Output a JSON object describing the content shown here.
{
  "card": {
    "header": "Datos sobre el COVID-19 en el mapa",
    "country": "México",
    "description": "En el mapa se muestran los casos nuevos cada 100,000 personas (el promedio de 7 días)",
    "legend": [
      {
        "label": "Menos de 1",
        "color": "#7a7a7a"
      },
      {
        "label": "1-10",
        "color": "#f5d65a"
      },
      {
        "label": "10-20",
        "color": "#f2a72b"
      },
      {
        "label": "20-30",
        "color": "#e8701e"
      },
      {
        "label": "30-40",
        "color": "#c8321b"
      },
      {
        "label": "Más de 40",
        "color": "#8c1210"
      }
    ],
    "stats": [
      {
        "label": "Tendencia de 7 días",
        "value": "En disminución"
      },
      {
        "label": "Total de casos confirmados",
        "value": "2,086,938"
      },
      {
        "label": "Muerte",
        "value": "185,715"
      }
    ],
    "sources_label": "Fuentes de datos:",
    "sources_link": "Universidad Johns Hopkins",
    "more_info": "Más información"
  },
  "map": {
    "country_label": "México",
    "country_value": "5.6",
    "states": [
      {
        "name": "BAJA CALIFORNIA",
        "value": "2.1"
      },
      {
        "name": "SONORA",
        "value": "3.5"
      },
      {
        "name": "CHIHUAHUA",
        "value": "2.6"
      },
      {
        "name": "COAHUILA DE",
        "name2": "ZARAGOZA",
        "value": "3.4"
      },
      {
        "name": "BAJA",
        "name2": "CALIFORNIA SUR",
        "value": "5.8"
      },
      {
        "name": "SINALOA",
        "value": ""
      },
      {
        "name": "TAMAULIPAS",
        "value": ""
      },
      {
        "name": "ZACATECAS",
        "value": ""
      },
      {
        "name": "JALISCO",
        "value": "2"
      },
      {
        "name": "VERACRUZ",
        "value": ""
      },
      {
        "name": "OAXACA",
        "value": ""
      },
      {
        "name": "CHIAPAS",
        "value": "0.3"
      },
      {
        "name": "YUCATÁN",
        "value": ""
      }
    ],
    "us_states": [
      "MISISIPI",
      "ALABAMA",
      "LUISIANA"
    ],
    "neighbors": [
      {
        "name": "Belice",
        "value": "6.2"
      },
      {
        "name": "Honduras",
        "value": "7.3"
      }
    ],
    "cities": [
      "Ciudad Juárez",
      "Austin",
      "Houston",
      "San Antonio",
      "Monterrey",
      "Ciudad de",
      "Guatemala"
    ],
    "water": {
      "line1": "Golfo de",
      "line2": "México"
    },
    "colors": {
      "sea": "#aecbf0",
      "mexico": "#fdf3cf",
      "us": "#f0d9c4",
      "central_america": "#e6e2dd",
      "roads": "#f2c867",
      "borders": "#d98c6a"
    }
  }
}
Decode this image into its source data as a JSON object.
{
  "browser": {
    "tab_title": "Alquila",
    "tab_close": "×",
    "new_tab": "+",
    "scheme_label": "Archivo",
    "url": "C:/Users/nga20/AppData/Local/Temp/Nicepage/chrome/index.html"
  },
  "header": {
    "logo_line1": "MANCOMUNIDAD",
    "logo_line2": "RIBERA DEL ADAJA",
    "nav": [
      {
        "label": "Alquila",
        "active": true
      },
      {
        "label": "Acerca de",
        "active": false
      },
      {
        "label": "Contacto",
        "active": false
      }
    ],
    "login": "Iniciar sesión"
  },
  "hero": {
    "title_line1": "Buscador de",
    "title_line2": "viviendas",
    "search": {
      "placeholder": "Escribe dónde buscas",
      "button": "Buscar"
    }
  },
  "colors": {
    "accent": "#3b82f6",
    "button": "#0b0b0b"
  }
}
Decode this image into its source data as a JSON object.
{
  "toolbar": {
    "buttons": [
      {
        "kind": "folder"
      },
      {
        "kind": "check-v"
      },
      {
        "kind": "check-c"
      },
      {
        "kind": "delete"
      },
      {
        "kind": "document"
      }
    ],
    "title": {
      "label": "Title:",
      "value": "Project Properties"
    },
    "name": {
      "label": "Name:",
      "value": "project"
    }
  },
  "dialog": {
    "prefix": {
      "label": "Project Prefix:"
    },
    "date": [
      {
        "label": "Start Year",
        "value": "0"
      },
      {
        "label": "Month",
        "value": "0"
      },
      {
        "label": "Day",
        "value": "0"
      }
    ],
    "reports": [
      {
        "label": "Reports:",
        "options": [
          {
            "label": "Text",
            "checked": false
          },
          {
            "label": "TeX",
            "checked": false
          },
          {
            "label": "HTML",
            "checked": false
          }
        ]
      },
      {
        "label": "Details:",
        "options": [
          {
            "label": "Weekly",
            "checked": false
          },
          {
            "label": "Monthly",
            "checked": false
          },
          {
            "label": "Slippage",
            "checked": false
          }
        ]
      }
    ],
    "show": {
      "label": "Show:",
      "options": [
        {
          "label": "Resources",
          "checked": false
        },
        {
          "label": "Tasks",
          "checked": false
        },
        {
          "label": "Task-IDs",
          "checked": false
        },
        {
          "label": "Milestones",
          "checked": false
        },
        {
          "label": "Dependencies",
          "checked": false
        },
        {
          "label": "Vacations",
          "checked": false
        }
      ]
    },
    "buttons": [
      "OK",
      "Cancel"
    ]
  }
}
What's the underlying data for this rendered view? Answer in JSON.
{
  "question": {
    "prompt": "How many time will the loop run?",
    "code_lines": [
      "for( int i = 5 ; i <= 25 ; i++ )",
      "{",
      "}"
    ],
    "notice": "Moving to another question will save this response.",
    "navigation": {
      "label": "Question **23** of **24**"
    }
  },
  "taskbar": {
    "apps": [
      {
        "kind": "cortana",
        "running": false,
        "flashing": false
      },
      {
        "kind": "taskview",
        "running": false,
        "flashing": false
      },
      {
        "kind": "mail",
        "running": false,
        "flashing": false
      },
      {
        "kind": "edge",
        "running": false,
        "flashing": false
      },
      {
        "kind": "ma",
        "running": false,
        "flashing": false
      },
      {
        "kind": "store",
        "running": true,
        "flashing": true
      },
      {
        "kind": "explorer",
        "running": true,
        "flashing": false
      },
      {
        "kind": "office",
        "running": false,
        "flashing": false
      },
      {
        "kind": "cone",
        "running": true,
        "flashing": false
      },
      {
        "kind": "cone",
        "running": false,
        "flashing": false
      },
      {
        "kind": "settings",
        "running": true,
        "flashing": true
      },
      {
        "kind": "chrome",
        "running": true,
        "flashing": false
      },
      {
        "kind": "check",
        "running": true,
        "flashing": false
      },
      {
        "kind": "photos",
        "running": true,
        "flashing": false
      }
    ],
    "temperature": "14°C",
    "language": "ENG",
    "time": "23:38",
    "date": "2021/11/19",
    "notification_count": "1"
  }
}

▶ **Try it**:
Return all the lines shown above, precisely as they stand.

▶ **Written response**:
Output a JSON object describing the content shown here.
{
  "card": {
    "header": "Datos sobre el COVID-19 en el mapa",
    "country": "México",
    "description": "En el mapa se muestran los casos nuevos cada 100,000 personas (el promedio de 7 días)",
    "legend": [
      {
        "label": "Menos de 1",
        "color": "#7a7a7a"
      },
      {
        "label": "1-10",
        "color": "#f5d65a"
      },
      {
        "label": "10-20",
        "color": "#f2a72b"
      },
      {
        "label": "20-30",
        "color": "#e8701e"
      },
      {
        "label": "30-40",
        "color": "#c8321b"
      },
      {
        "label": "Más de 40",
        "color": "#8c1210"
      }
    ],
    "stats": [
      {
        "label": "Tendencia de 7 días",
        "value": "En disminución"
      },
      {
        "label": "Total de casos confirmados",
        "value": "2,086,938"
      },
      {
        "label": "Muerte",
        "value": "185,715"
      }
    ],
    "sources_label": "Fuentes de datos:",
    "sources_link": "Universidad Johns Hopkins",
    "more_info": "Más información"
  },
  "map": {
    "country_label": "México",
    "country_value": "5.6",
    "states": [
      {
        "name": "BAJA CALIFORNIA",
        "value": "2.1"
      },
      {
        "name": "SONORA",
        "value": "3.5"
      },
      {
        "name": "CHIHUAHUA",
        "value": "2.6"
      },
      {
        "name": "COAHUILA DE",
        "name2": "ZARAGOZA",
        "value": "3.4"
      },
      {
        "name": "BAJA",
        "name2": "CALIFORNIA SUR",
        "value": "5.8"
      },
      {
        "name": "SINALOA",
        "value": ""
      },
      {
        "name": "TAMAULIPAS",
        "value": ""
      },
      {
        "name": "ZACATECAS",
        "value": ""
      },
      {
        "name": "JALISCO",
        "value": "2"
      },
      {
        "name": "VERACRUZ",
        "value": ""
      },
      {
        "name": "OAXACA",
        "value": ""
      },
      {
        "name": "CHIAPAS",
        "value": "0.3"
      },
      {
        "name": "YUCATÁN",
        "value": ""
      }
    ],
    "us_states": [
      "MISISIPI",
      "ALABAMA",
      "LUISIANA"
    ],
    "neighbors": [
      {
        "name": "Belice",
        "value": "6.2"
      },
      {
        "name": "Honduras",
        "value": "7.3"
      }
    ],
    "cities": [
      "Ciudad Juárez",
      "Austin",
      "Houston",
      "San Antonio",
      "Monterrey",
      "Ciudad de",
      "Guatemala"
    ],
    "water": {
      "line1": "Golfo de",
      "line2": "México"
    },
    "colors": {
      "sea": "#aecbf0",
      "mexico": "#fdf3cf",
      "us": "#f0d9c4",
      "central_america": "#e6e2dd",
      "roads": "#f2c867",
      "borders": "#d98c6a"
    }
  }
}
Decode this image into its source data as a JSON object.
{
  "browser": {
    "tab_title": "Alquila",
    "tab_close": "×",
    "new_tab": "+",
    "scheme_label": "Archivo",
    "url": "C:/Users/nga20/AppData/Local/Temp/Nicepage/chrome/index.html"
  },
  "header": {
    "logo_line1": "MANCOMUNIDAD",
    "logo_line2": "RIBERA DEL ADAJA",
    "nav": [
      {
        "label": "Alquila",
        "active": true
      },
      {
        "label": "Acerca de",
        "active": false
      },
      {
        "label": "Contacto",
        "active": false
      }
    ],
    "login": "Iniciar sesión"
  },
  "hero": {
    "title_line1": "Buscador de",
    "title_line2": "viviendas",
    "search": {
      "placeholder": "Escribe dónde buscas",
      "button": "Buscar"
    }
  },
  "colors": {
    "accent": "#3b82f6",
    "button": "#0b0b0b"
  }
}
Decode this image into its source data as a JSON object.
{
  "toolbar": {
    "buttons": [
      {
        "kind": "folder"
      },
      {
        "kind": "check-v"
      },
      {
        "kind": "check-c"
      },
      {
        "kind": "delete"
      },
      {
        "kind": "document"
      }
    ],
    "title": {
      "label": "Title:",
      "value": "Project Properties"
    },
    "name": {
      "label": "Name:",
      "value": "project"
    }
  },
  "dialog": {
    "prefix": {
      "label": "Project Prefix:"
    },
    "date": [
      {
        "label": "Start Year",
        "value": "0"
      },
      {
        "label": "Month",
        "value": "0"
      },
      {
        "label": "Day",
        "value": "0"
      }
    ],
    "reports": [
      {
        "label": "Reports:",
        "options": [
          {
            "label": "Text",
            "checked": false
          },
          {
            "label": "TeX",
            "checked": false
          },
          {
            "label": "HTML",
            "checked": false
          }
        ]
      },
      {
        "label": "Details:",
        "options": [
          {
            "label": "Weekly",
            "checked": false
          },
          {
            "label": "Monthly",
            "checked": false
          },
          {
            "label": "Slippage",
            "checked": false
          }
        ]
      }
    ],
    "show": {
      "label": "Show:",
      "options": [
        {
          "label": "Resources",
          "checked": false
        },
        {
          "label": "Tasks",
          "checked": false
        },
        {
          "label": "Task-IDs",
          "checked": false
        },
        {
          "label": "Milestones",
          "checked": false
        },
        {
          "label": "Dependencies",
          "checked": false
        },
        {
          "label": "Vacations",
          "checked": false
        }
      ]
    },
    "buttons": [
      "OK",
      "Cancel"
    ]
  }
}
What's the underlying data for this rendered view? Answer in JSON.
{
  "question": {
    "prompt": "How many time will the loop run?",
    "code_lines": [
      "for( int i = 5 ; i <= 25 ; i++ )",
      "{",
      "}"
    ],
    "notice": "Moving to another question will save this response.",
    "navigation": {
      "label": "Question **23** of **24**"
    }
  },
  "taskbar": {
    "apps": [
      {
        "kind": "cortana",
        "running": false,
        "flashing": false
      },
      {
        "kind": "taskview",
        "running": false,
        "flashing": false
      },
      {
        "kind": "mail",
        "running": false,
        "flashing": false
      },
      {
        "kind": "edge",
        "running": false,
        "flashing": false
      },
      {
        "kind": "ma",
        "running": false,
        "flashing": false
      },
      {
        "kind": "store",
        "running": true,
        "flashing": true
      },
      {
        "kind": "explorer",
        "running": true,
        "flashing": false
      },
      {
        "kind": "office",
        "running": false,
        "flashing": false
      },
      {
        "kind": "cone",
        "running": true,
        "flashing": false
      },
      {
        "kind": "cone",
        "running": false,
        "flashing": false
      },
      {
        "kind": "settings",
        "running": true,
        "flashing": true
      },
      {
        "kind": "chrome",
        "running": true,
        "flashing": false
      },
      {
        "kind": "check",
        "running": true,
        "flashing": false
      },
      {
        "kind": "photos",
        "running": true,
        "flashing": false
      }
    ],
    "temperature": "14°C",
    "language": "ENG",
    "time": "23:38",
    "date": "2021/11/19",
    "notification_count": "1"
  }
}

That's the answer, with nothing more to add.